No such action has been taken yet in California—where more than three million people live in 880 designated Opportunity Zones. This is a serious missed opportunity to tap an unprecedented source of private capital in communities that need it most, and the state is running out of time to act.Read More
There’s a lot of buzz right now around Opportunity Zones – a new federal tax incentive for investment in lower-income communities. With 11 designated Census tracts, San Jose has the most Zones in Silicon Valley, and investors have responded by looking for deals throughout the new Zones, especially in Downtown.
But what does the Opportunity Zone designation really mean? How does it align with the city’s goals and priorities for housing development, equitable growth, and economic activity?Read More
Distressed America is Wall Street’s hottest new investment vehicle.
Hedge funds, investment banks and money managers are trying to raise tens of billions of dollars this year for so-called opportunity funds, a creation of President Trump’s 2017 tax package meant to steer money to poor areas by offering potentially large tax breaks.
Little noticed at first, the provision has unleashed a flurry of investment activity by wealthy families, some of Wall Street’s biggest investors and other investors who want to put money into projects ostensibly meant to help struggling Americans.Read More
To those outside California, it might be perplexing that the state treasurer, Fiona Ma, got the loudest applause during her keynote address at the NES Financial-sponsored Opportunity Zone Expo for simply proclaiming that when it came to opportunity zones, the state would abide by the federal government tax statute. But California has always gone its own way when it comes to taxing capital gains income.Read More
Newly elected California State Treasurer Fiona Ma is on a mission to support the governor's effort to build more housing in California through the new opportunity zone program.
Since taking office earlier this year, Ma and her staff have been busy on the road across the state, meeting with business leaders at community and professional business forums.Read More
Santa Ana-based developer Caribou Industries has tabbed Lee & Associates to find a joint venture equity investor in the company’s ongoing efforts to build Orange County’s tallest skyscraper and redevelop the former home of the Orange County Register newspaper in Santa Ana.
Caribou CEO Mike Harrah is pitching potential investors that the proposed 37-story One Broadway Plaza in downtown Santa Ana and the 20-acre mixed-use 625IVE project at the former Orange County Register site, just off the Interstate 5 freeway, are each in designated opportunity zones.
WASHINGTON—Today, United States Senator Tim Scott (R-SC) led a bipartisan, bicameral letter to Treasury Secretary Steven Mnuchin encouraging clarity about the Department of Treasury’s proposed Opportunity Zone regulations released on October 19, 2018.
“As original cosponsors of the underlying Investing in Opportunity Act, we write to express both praise of and concerns with Treasury’s proposed regulations under Code section 1400Z-2, released on October 19, 2018, and urge you to address key issues that are critical to this provision working according to congressional intent.
(Washington Post, 1.24.19)
Progressive economists, myself included, have been highly critical of the 2017 tax law, as it will surely deepen income inequality and starve the Treasury of needed revenue.
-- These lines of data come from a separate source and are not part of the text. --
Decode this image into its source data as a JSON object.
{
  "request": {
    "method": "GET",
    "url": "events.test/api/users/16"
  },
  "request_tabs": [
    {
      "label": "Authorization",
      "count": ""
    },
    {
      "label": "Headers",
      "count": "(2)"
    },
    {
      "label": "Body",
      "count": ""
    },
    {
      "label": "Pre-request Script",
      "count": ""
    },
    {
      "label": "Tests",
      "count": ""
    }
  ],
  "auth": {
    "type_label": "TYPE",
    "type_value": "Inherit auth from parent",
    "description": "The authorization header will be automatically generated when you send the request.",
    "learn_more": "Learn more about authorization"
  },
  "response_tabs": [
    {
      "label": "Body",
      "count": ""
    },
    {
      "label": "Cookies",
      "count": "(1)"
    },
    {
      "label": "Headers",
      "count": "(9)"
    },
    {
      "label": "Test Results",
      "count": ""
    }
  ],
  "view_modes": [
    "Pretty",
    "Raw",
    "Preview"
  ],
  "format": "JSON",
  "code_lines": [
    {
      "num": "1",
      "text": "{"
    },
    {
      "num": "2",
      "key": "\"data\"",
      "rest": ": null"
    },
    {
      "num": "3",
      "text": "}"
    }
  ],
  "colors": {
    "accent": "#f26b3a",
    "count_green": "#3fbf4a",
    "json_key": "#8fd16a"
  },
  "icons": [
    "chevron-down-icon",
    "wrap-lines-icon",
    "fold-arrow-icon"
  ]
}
But there is a measure in the law that has the potential, if well implemented — a big “if” — to actually help low-income people. I’m talking about Opportunity Zones.
There’s no evidence that simply giving rich people more after-tax income helps those with fewer means. If this new idea works, it’s because it incentivizes those with capital gains to reinvest their returns in places starved for capital investment.